Teacher holds my hand and wiggles it – the vibrato project progresses. Looser, looser, looser. The instrument still wiggles too, a little bit. But not like it used to. “Pinkies are the worst,” Teacher says. I don’t need to agree verbally – the tiny appendage really doesn’t wiggle at all for me. Well, it might wiggle a little, but the sound coming from my violin does not.
These three Seitz concerto movements each provide a lovely, slower section where vibrato can shine. Teacher was working with me in yesterday’s lesson on helping bring out the luster in the slower part of my newest piece, the loveliest of these slow sections from any of the movements – the passage is in D Minor, a step down from the D major that carries the rest of the piece along jauntily.
There are five distinct sections of this Seitz 5 Third Movement (in all of my Seitz concerto movements, actually), and I’m playing four of them now. We still need to go back for the third section. That one is comprised of a long series of slurs of sixteenth notes, reminiscent of the most difficult section of the first concerto movement I learned. It will be difficult. But happily, we’ve already tackled (and I continue to tackle daily) the hardest section of this one – the double stops I’ve been writing about.
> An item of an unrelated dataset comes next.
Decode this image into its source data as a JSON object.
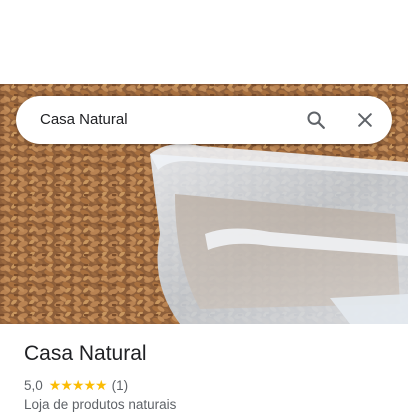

Approaching the end of this movement there’s a flurry of sixteenths too – piu mosso, a little more quickly, the music indicates. Alrighty then.
Thanks for reading.